Corporates on the border between investment grade and high yield now have an “advantage” to remain in the former category. BBB-rated companies will likely cut dividends, partake in capital sales and reduce gearing to do so, he suggested.

“The primary concern is that there is an enormous amount of buying coming that’s focused entirely on investment grade.

“Investors hunting for yield and who are really struggling to get an income, will now go further down the risk spectrum. You can argue whether that’s a good or bad thing but that’s exactly what QE is trying to do.”

ECB corporate bond-buying programme: The details

On March 10 the ECB announced an extension to its QE programme, increasing monthly purchases from €60bn to €80bn, and including non-financial corporate debt for the first time. The central bank has not confirmed the targeted amount of corporate debt purchases, but market estimates centre on a figure of €5bn a month.

Similarly, policymakers have not specified an end-date for their purchases. But they have since stated the programme will start towards the end of the second quarter, target maturities from six months to 30 years, and encompass bonds rated BBB- and higher. Notably, the ECB said it will be able to buy up to 70 per cent of a single bond issue.

Pioneer Investments head of European fixed income Tanguy Le Saout said the scope of the bonds eligible for the programme was more wide-ranging and flexible than expected. He said this should help sustain the recent rally in spreads. The absence of a fixed target was understandable, he added, as it will allow the ECB to avoid market disappointment.

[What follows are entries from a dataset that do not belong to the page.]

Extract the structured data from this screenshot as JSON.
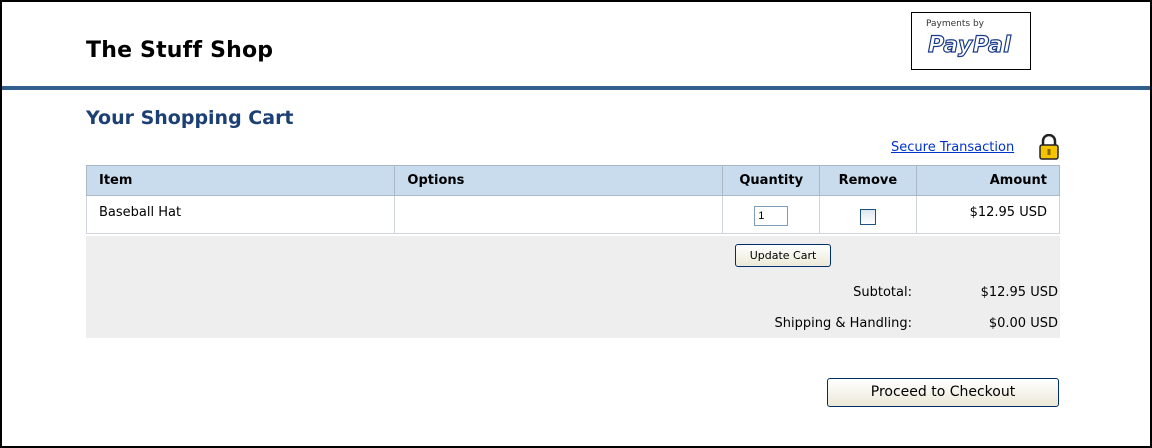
{
  "header": {
    "shop_name": "The Stuff Shop"
  },
  "paypal": {
    "line1": "Payments by",
    "logo": "PayPal"
  },
  "cart": {
    "title": "Your Shopping Cart",
    "secure_link": "Secure Transaction",
    "lock_icon": "padlock-icon",
    "columns": [
      "Item",
      "Options",
      "Quantity",
      "Remove",
      "Amount"
    ],
    "rows": [
      {
        "item": "Baseball Hat",
        "options": "",
        "quantity": "1",
        "remove_checked": false,
        "amount": "$12.95 USD"
      }
    ],
    "update_button": "Update Cart",
    "subtotal_label": "Subtotal:",
    "subtotal_value": "$12.95 USD",
    "shipping_label": "Shipping & Handling:",
    "shipping_value": "$0.00 USD",
    "checkout_button": "Proceed to Checkout"
  },
  "colors": {
    "header_rule": "#325e8c",
    "title": "#1c3f74",
    "table_header": "#c9dcee",
    "link": "#0033cc"
  }
}
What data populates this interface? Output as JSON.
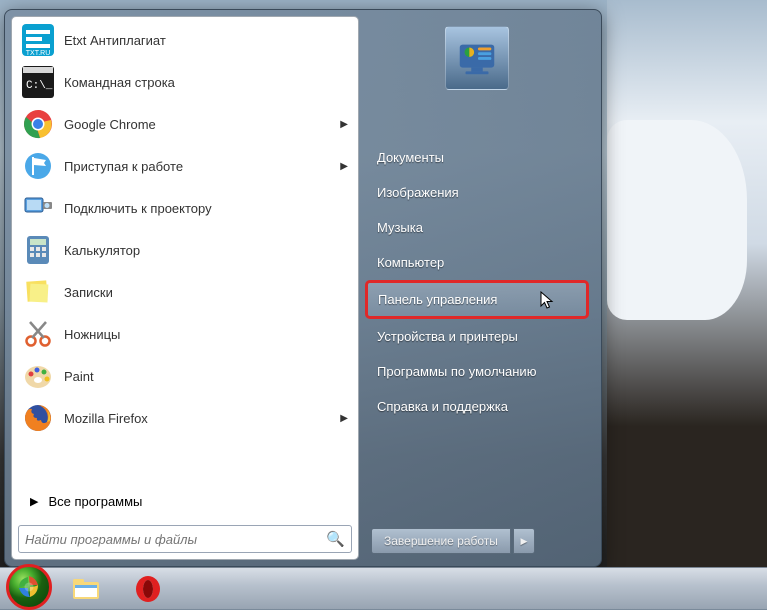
{
  "programs": [
    {
      "label": "Etxt Антиплагиат",
      "icon": "etxt",
      "expandable": false
    },
    {
      "label": "Командная строка",
      "icon": "cmd",
      "expandable": false
    },
    {
      "label": "Google Chrome",
      "icon": "chrome",
      "expandable": true
    },
    {
      "label": "Приступая к работе",
      "icon": "flag",
      "expandable": true
    },
    {
      "label": "Подключить к проектору",
      "icon": "projector",
      "expandable": false
    },
    {
      "label": "Калькулятор",
      "icon": "calc",
      "expandable": false
    },
    {
      "label": "Записки",
      "icon": "notes",
      "expandable": false
    },
    {
      "label": "Ножницы",
      "icon": "snip",
      "expandable": false
    },
    {
      "label": "Paint",
      "icon": "paint",
      "expandable": false
    },
    {
      "label": "Mozilla Firefox",
      "icon": "firefox",
      "expandable": true
    }
  ],
  "all_programs_label": "Все программы",
  "search_placeholder": "Найти программы и файлы",
  "right_items": [
    {
      "label": "Документы",
      "highlighted": false
    },
    {
      "label": "Изображения",
      "highlighted": false
    },
    {
      "label": "Музыка",
      "highlighted": false
    },
    {
      "label": "Компьютер",
      "highlighted": false
    },
    {
      "label": "Панель управления",
      "highlighted": true
    },
    {
      "label": "Устройства и принтеры",
      "highlighted": false
    },
    {
      "label": "Программы по умолчанию",
      "highlighted": false
    },
    {
      "label": "Справка и поддержка",
      "highlighted": false
    }
  ],
  "shutdown_label": "Завершение работы",
  "taskbar": {
    "pinned": [
      {
        "name": "explorer"
      },
      {
        "name": "opera"
      }
    ]
  },
  "colors": {
    "highlight_border": "#e02828"
  }
}
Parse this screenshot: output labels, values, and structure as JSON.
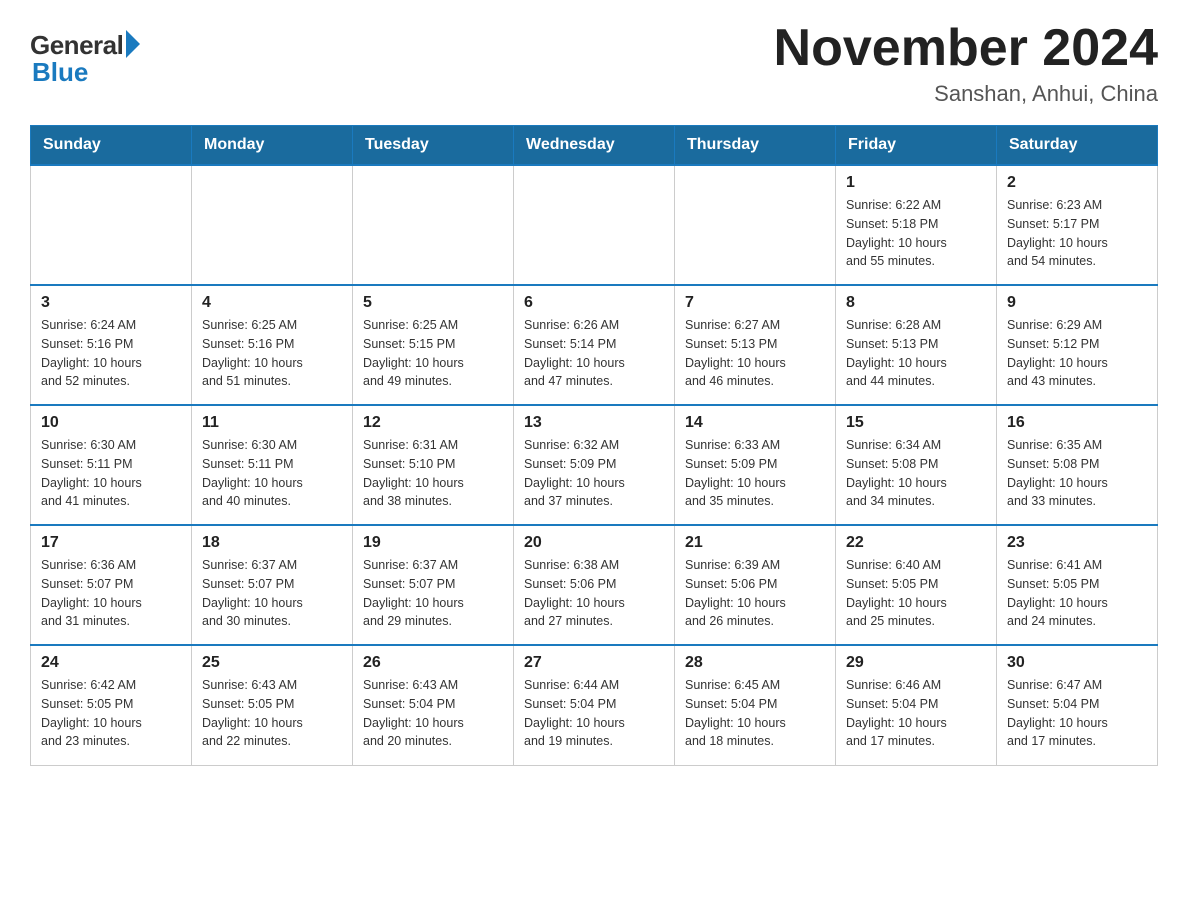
{
  "logo": {
    "general": "General",
    "blue": "Blue"
  },
  "header": {
    "title": "November 2024",
    "subtitle": "Sanshan, Anhui, China"
  },
  "days_of_week": [
    "Sunday",
    "Monday",
    "Tuesday",
    "Wednesday",
    "Thursday",
    "Friday",
    "Saturday"
  ],
  "weeks": [
    [
      {
        "day": "",
        "info": ""
      },
      {
        "day": "",
        "info": ""
      },
      {
        "day": "",
        "info": ""
      },
      {
        "day": "",
        "info": ""
      },
      {
        "day": "",
        "info": ""
      },
      {
        "day": "1",
        "info": "Sunrise: 6:22 AM\nSunset: 5:18 PM\nDaylight: 10 hours\nand 55 minutes."
      },
      {
        "day": "2",
        "info": "Sunrise: 6:23 AM\nSunset: 5:17 PM\nDaylight: 10 hours\nand 54 minutes."
      }
    ],
    [
      {
        "day": "3",
        "info": "Sunrise: 6:24 AM\nSunset: 5:16 PM\nDaylight: 10 hours\nand 52 minutes."
      },
      {
        "day": "4",
        "info": "Sunrise: 6:25 AM\nSunset: 5:16 PM\nDaylight: 10 hours\nand 51 minutes."
      },
      {
        "day": "5",
        "info": "Sunrise: 6:25 AM\nSunset: 5:15 PM\nDaylight: 10 hours\nand 49 minutes."
      },
      {
        "day": "6",
        "info": "Sunrise: 6:26 AM\nSunset: 5:14 PM\nDaylight: 10 hours\nand 47 minutes."
      },
      {
        "day": "7",
        "info": "Sunrise: 6:27 AM\nSunset: 5:13 PM\nDaylight: 10 hours\nand 46 minutes."
      },
      {
        "day": "8",
        "info": "Sunrise: 6:28 AM\nSunset: 5:13 PM\nDaylight: 10 hours\nand 44 minutes."
      },
      {
        "day": "9",
        "info": "Sunrise: 6:29 AM\nSunset: 5:12 PM\nDaylight: 10 hours\nand 43 minutes."
      }
    ],
    [
      {
        "day": "10",
        "info": "Sunrise: 6:30 AM\nSunset: 5:11 PM\nDaylight: 10 hours\nand 41 minutes."
      },
      {
        "day": "11",
        "info": "Sunrise: 6:30 AM\nSunset: 5:11 PM\nDaylight: 10 hours\nand 40 minutes."
      },
      {
        "day": "12",
        "info": "Sunrise: 6:31 AM\nSunset: 5:10 PM\nDaylight: 10 hours\nand 38 minutes."
      },
      {
        "day": "13",
        "info": "Sunrise: 6:32 AM\nSunset: 5:09 PM\nDaylight: 10 hours\nand 37 minutes."
      },
      {
        "day": "14",
        "info": "Sunrise: 6:33 AM\nSunset: 5:09 PM\nDaylight: 10 hours\nand 35 minutes."
      },
      {
        "day": "15",
        "info": "Sunrise: 6:34 AM\nSunset: 5:08 PM\nDaylight: 10 hours\nand 34 minutes."
      },
      {
        "day": "16",
        "info": "Sunrise: 6:35 AM\nSunset: 5:08 PM\nDaylight: 10 hours\nand 33 minutes."
      }
    ],
    [
      {
        "day": "17",
        "info": "Sunrise: 6:36 AM\nSunset: 5:07 PM\nDaylight: 10 hours\nand 31 minutes."
      },
      {
        "day": "18",
        "info": "Sunrise: 6:37 AM\nSunset: 5:07 PM\nDaylight: 10 hours\nand 30 minutes."
      },
      {
        "day": "19",
        "info": "Sunrise: 6:37 AM\nSunset: 5:07 PM\nDaylight: 10 hours\nand 29 minutes."
      },
      {
        "day": "20",
        "info": "Sunrise: 6:38 AM\nSunset: 5:06 PM\nDaylight: 10 hours\nand 27 minutes."
      },
      {
        "day": "21",
        "info": "Sunrise: 6:39 AM\nSunset: 5:06 PM\nDaylight: 10 hours\nand 26 minutes."
      },
      {
        "day": "22",
        "info": "Sunrise: 6:40 AM\nSunset: 5:05 PM\nDaylight: 10 hours\nand 25 minutes."
      },
      {
        "day": "23",
        "info": "Sunrise: 6:41 AM\nSunset: 5:05 PM\nDaylight: 10 hours\nand 24 minutes."
      }
    ],
    [
      {
        "day": "24",
        "info": "Sunrise: 6:42 AM\nSunset: 5:05 PM\nDaylight: 10 hours\nand 23 minutes."
      },
      {
        "day": "25",
        "info": "Sunrise: 6:43 AM\nSunset: 5:05 PM\nDaylight: 10 hours\nand 22 minutes."
      },
      {
        "day": "26",
        "info": "Sunrise: 6:43 AM\nSunset: 5:04 PM\nDaylight: 10 hours\nand 20 minutes."
      },
      {
        "day": "27",
        "info": "Sunrise: 6:44 AM\nSunset: 5:04 PM\nDaylight: 10 hours\nand 19 minutes."
      },
      {
        "day": "28",
        "info": "Sunrise: 6:45 AM\nSunset: 5:04 PM\nDaylight: 10 hours\nand 18 minutes."
      },
      {
        "day": "29",
        "info": "Sunrise: 6:46 AM\nSunset: 5:04 PM\nDaylight: 10 hours\nand 17 minutes."
      },
      {
        "day": "30",
        "info": "Sunrise: 6:47 AM\nSunset: 5:04 PM\nDaylight: 10 hours\nand 17 minutes."
      }
    ]
  ]
}
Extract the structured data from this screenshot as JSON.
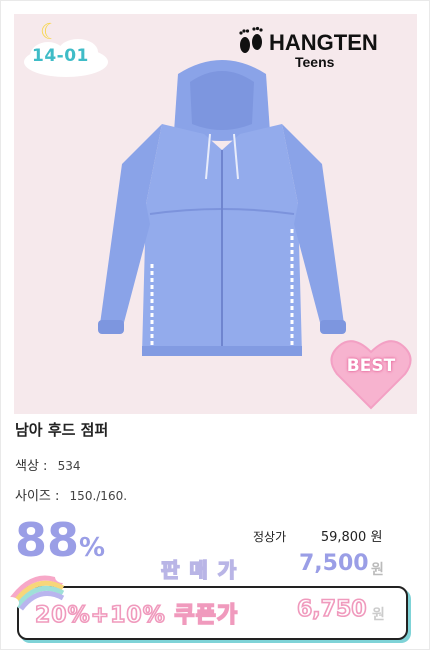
{
  "badge": {
    "number": "14-01"
  },
  "brand": {
    "name": "HANGTEN",
    "sub": "Teens"
  },
  "best_badge": {
    "label": "BEST"
  },
  "product": {
    "title": "남아 후드 점퍼",
    "color_label": "색상 :",
    "color_value": "534",
    "size_label": "사이즈 :",
    "size_value": "150./160."
  },
  "pricing": {
    "discount_number": "88",
    "discount_sign": "%",
    "regular_label": "정상가",
    "regular_price": "59,800 원",
    "sale_label": "판매가",
    "sale_price": "7,500",
    "sale_unit": "원",
    "coupon_label": "20%+10% 쿠폰가",
    "coupon_price": "6,750",
    "coupon_unit": "원"
  },
  "colors": {
    "image_bg": "#f6e9ec",
    "jacket": "#8fa8ea",
    "accent_purple": "#9a9ee6",
    "accent_pink": "#f09abd",
    "accent_teal": "#7fd3d7"
  }
}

TwentyFour Asset Management portfolio manager Gordon Shannon said the arrival of a large new buyer could end up damaging liquidity, given the lack of existing secondary market trading and the fact that institutional buyers are holding on to their stock of debt in anticipation of spreads tightening further.